- HOW TO COMPLETE THIS TASK -
Using the listing that follows, report how many lines include the word "score", and add no other words.

- EXERCISE INPUTS -
:::
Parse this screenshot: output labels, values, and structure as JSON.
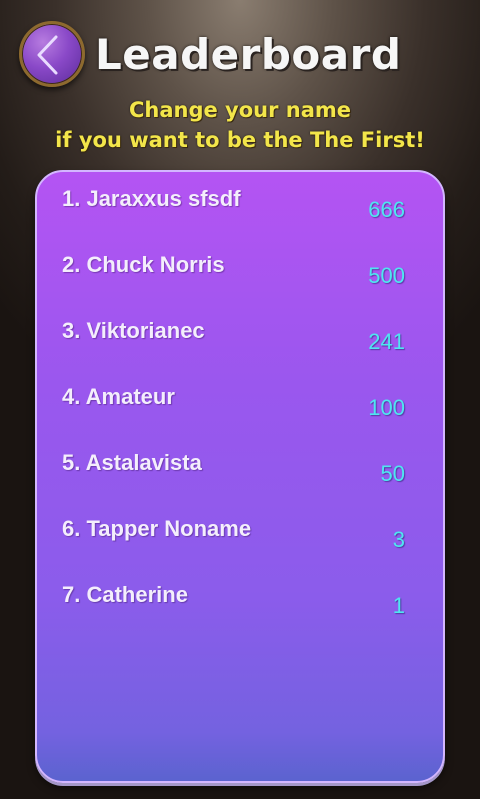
{
  "header": {
    "title": "Leaderboard",
    "back_icon": "chevron-left-icon"
  },
  "subtitle": {
    "line1": "Change your name",
    "line2": "if you want to be the The First!"
  },
  "leaderboard": {
    "entries": [
      {
        "label": "1. Jaraxxus sfsdf",
        "score": "666"
      },
      {
        "label": "2. Chuck Norris",
        "score": "500"
      },
      {
        "label": "3. Viktorianec",
        "score": "241"
      },
      {
        "label": "4. Amateur",
        "score": "100"
      },
      {
        "label": "5. Astalavista",
        "score": "50"
      },
      {
        "label": "6. Tapper Noname",
        "score": "3"
      },
      {
        "label": "7. Catherine",
        "score": "1"
      }
    ]
  },
  "colors": {
    "title": "#f6f6f6",
    "subtitle": "#f3e64a",
    "panel_top": "#b454f3",
    "panel_bottom": "#5b63cf",
    "name": "#f4eefc",
    "score": "#4fe6f0"
  }
}
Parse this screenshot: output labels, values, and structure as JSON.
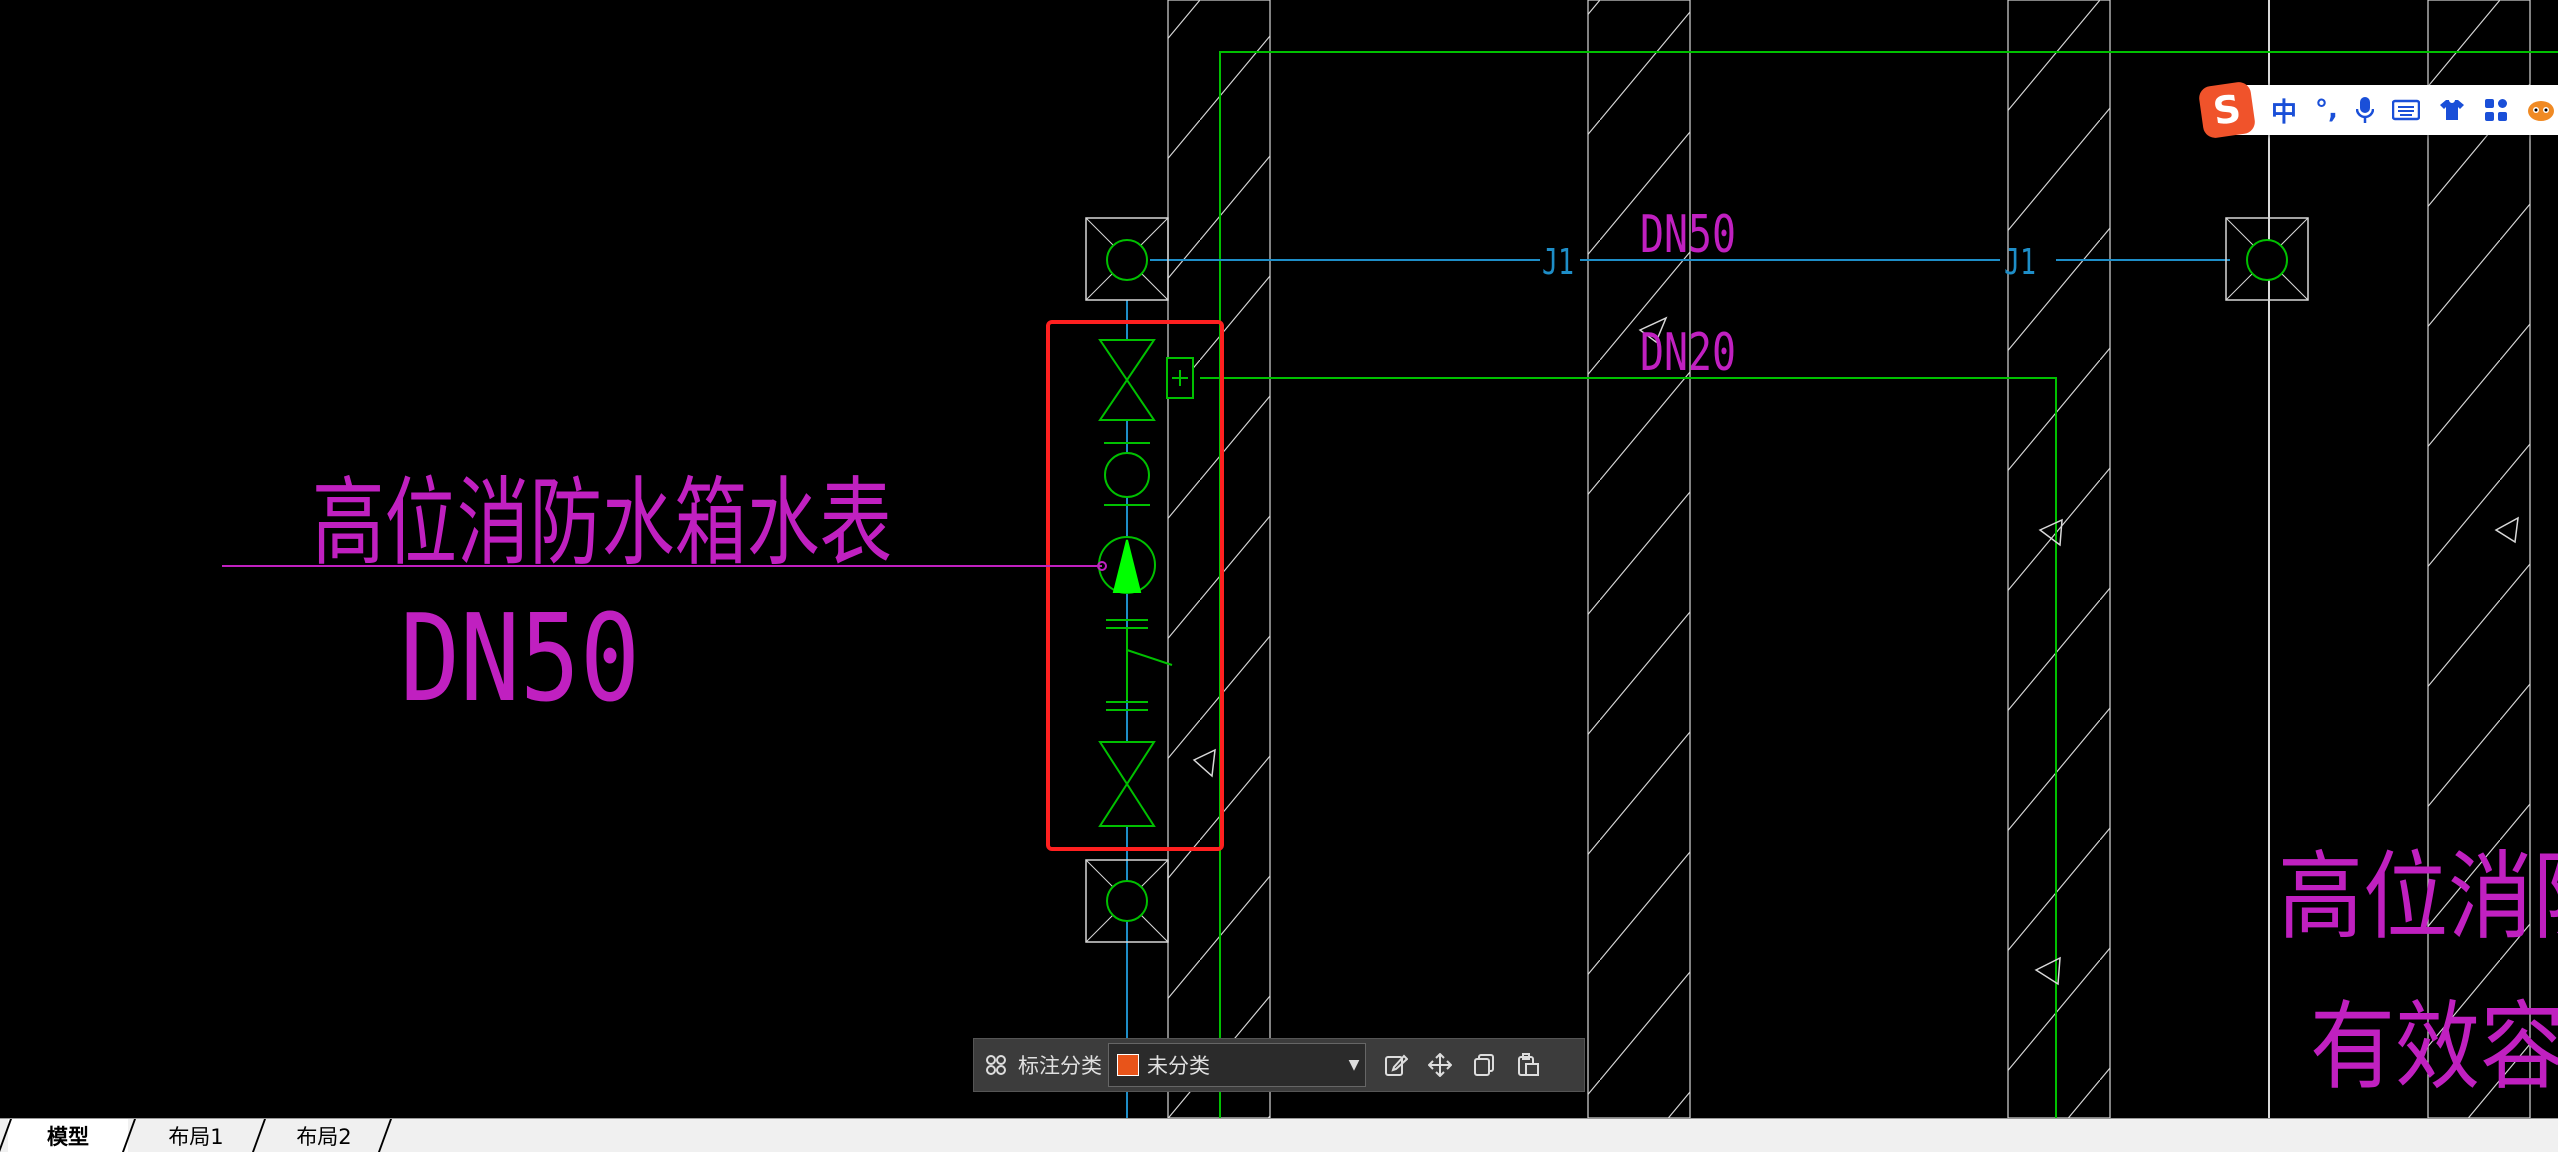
{
  "drawing": {
    "label_main": "高位消防水箱水表",
    "label_main_size": "DN50",
    "pipe_label_upper": "DN50",
    "pipe_label_lower": "DN20",
    "pipe_tag_1": "J1",
    "pipe_tag_2": "J1",
    "partial_label_line1": "高位消防",
    "partial_label_line2": "有效容积",
    "colors": {
      "magenta": "#c020c0",
      "green": "#00c000",
      "blue": "#1e8ec8",
      "white": "#d8d8d8",
      "highlight": "#ff2020"
    }
  },
  "ime_toolbar": {
    "logo": "S",
    "mode": "中",
    "punct": "°,",
    "icons": [
      "microphone-icon",
      "keyboard-icon",
      "skin-icon",
      "toolbox-icon",
      "mascot-icon"
    ]
  },
  "annotation_toolbar": {
    "label": "标注分类",
    "selected_category": "未分类",
    "category_color": "#e8541a",
    "icons": [
      "grid-icon",
      "edit-icon",
      "move-icon",
      "copy-icon",
      "paste-icon"
    ]
  },
  "tabs": [
    {
      "label": "模型",
      "active": true
    },
    {
      "label": "布局1",
      "active": false
    },
    {
      "label": "布局2",
      "active": false
    }
  ]
}
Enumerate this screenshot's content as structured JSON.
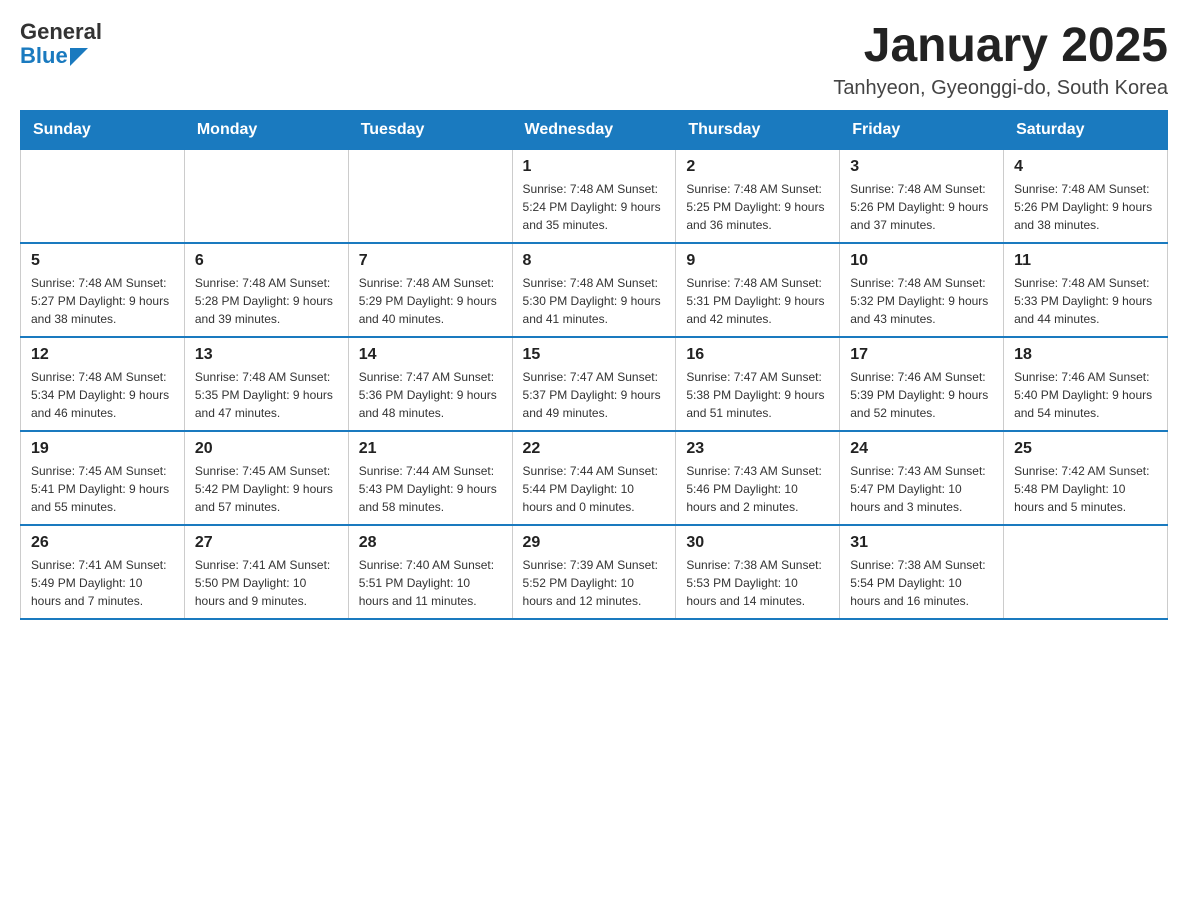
{
  "header": {
    "logo_general": "General",
    "logo_blue": "Blue",
    "month_title": "January 2025",
    "location": "Tanhyeon, Gyeonggi-do, South Korea"
  },
  "days_of_week": [
    "Sunday",
    "Monday",
    "Tuesday",
    "Wednesday",
    "Thursday",
    "Friday",
    "Saturday"
  ],
  "weeks": [
    [
      {
        "day": "",
        "info": ""
      },
      {
        "day": "",
        "info": ""
      },
      {
        "day": "",
        "info": ""
      },
      {
        "day": "1",
        "info": "Sunrise: 7:48 AM\nSunset: 5:24 PM\nDaylight: 9 hours and 35 minutes."
      },
      {
        "day": "2",
        "info": "Sunrise: 7:48 AM\nSunset: 5:25 PM\nDaylight: 9 hours and 36 minutes."
      },
      {
        "day": "3",
        "info": "Sunrise: 7:48 AM\nSunset: 5:26 PM\nDaylight: 9 hours and 37 minutes."
      },
      {
        "day": "4",
        "info": "Sunrise: 7:48 AM\nSunset: 5:26 PM\nDaylight: 9 hours and 38 minutes."
      }
    ],
    [
      {
        "day": "5",
        "info": "Sunrise: 7:48 AM\nSunset: 5:27 PM\nDaylight: 9 hours and 38 minutes."
      },
      {
        "day": "6",
        "info": "Sunrise: 7:48 AM\nSunset: 5:28 PM\nDaylight: 9 hours and 39 minutes."
      },
      {
        "day": "7",
        "info": "Sunrise: 7:48 AM\nSunset: 5:29 PM\nDaylight: 9 hours and 40 minutes."
      },
      {
        "day": "8",
        "info": "Sunrise: 7:48 AM\nSunset: 5:30 PM\nDaylight: 9 hours and 41 minutes."
      },
      {
        "day": "9",
        "info": "Sunrise: 7:48 AM\nSunset: 5:31 PM\nDaylight: 9 hours and 42 minutes."
      },
      {
        "day": "10",
        "info": "Sunrise: 7:48 AM\nSunset: 5:32 PM\nDaylight: 9 hours and 43 minutes."
      },
      {
        "day": "11",
        "info": "Sunrise: 7:48 AM\nSunset: 5:33 PM\nDaylight: 9 hours and 44 minutes."
      }
    ],
    [
      {
        "day": "12",
        "info": "Sunrise: 7:48 AM\nSunset: 5:34 PM\nDaylight: 9 hours and 46 minutes."
      },
      {
        "day": "13",
        "info": "Sunrise: 7:48 AM\nSunset: 5:35 PM\nDaylight: 9 hours and 47 minutes."
      },
      {
        "day": "14",
        "info": "Sunrise: 7:47 AM\nSunset: 5:36 PM\nDaylight: 9 hours and 48 minutes."
      },
      {
        "day": "15",
        "info": "Sunrise: 7:47 AM\nSunset: 5:37 PM\nDaylight: 9 hours and 49 minutes."
      },
      {
        "day": "16",
        "info": "Sunrise: 7:47 AM\nSunset: 5:38 PM\nDaylight: 9 hours and 51 minutes."
      },
      {
        "day": "17",
        "info": "Sunrise: 7:46 AM\nSunset: 5:39 PM\nDaylight: 9 hours and 52 minutes."
      },
      {
        "day": "18",
        "info": "Sunrise: 7:46 AM\nSunset: 5:40 PM\nDaylight: 9 hours and 54 minutes."
      }
    ],
    [
      {
        "day": "19",
        "info": "Sunrise: 7:45 AM\nSunset: 5:41 PM\nDaylight: 9 hours and 55 minutes."
      },
      {
        "day": "20",
        "info": "Sunrise: 7:45 AM\nSunset: 5:42 PM\nDaylight: 9 hours and 57 minutes."
      },
      {
        "day": "21",
        "info": "Sunrise: 7:44 AM\nSunset: 5:43 PM\nDaylight: 9 hours and 58 minutes."
      },
      {
        "day": "22",
        "info": "Sunrise: 7:44 AM\nSunset: 5:44 PM\nDaylight: 10 hours and 0 minutes."
      },
      {
        "day": "23",
        "info": "Sunrise: 7:43 AM\nSunset: 5:46 PM\nDaylight: 10 hours and 2 minutes."
      },
      {
        "day": "24",
        "info": "Sunrise: 7:43 AM\nSunset: 5:47 PM\nDaylight: 10 hours and 3 minutes."
      },
      {
        "day": "25",
        "info": "Sunrise: 7:42 AM\nSunset: 5:48 PM\nDaylight: 10 hours and 5 minutes."
      }
    ],
    [
      {
        "day": "26",
        "info": "Sunrise: 7:41 AM\nSunset: 5:49 PM\nDaylight: 10 hours and 7 minutes."
      },
      {
        "day": "27",
        "info": "Sunrise: 7:41 AM\nSunset: 5:50 PM\nDaylight: 10 hours and 9 minutes."
      },
      {
        "day": "28",
        "info": "Sunrise: 7:40 AM\nSunset: 5:51 PM\nDaylight: 10 hours and 11 minutes."
      },
      {
        "day": "29",
        "info": "Sunrise: 7:39 AM\nSunset: 5:52 PM\nDaylight: 10 hours and 12 minutes."
      },
      {
        "day": "30",
        "info": "Sunrise: 7:38 AM\nSunset: 5:53 PM\nDaylight: 10 hours and 14 minutes."
      },
      {
        "day": "31",
        "info": "Sunrise: 7:38 AM\nSunset: 5:54 PM\nDaylight: 10 hours and 16 minutes."
      },
      {
        "day": "",
        "info": ""
      }
    ]
  ]
}
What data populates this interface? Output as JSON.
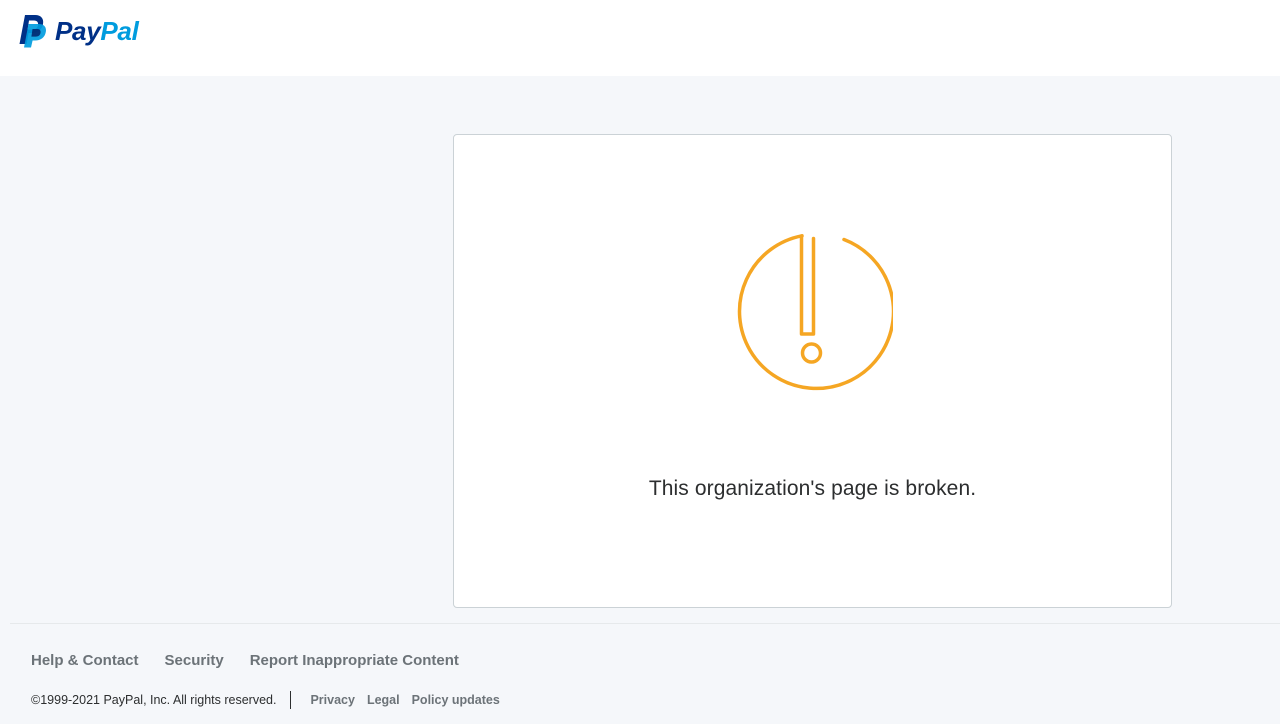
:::
- ANSWER SPACE -
8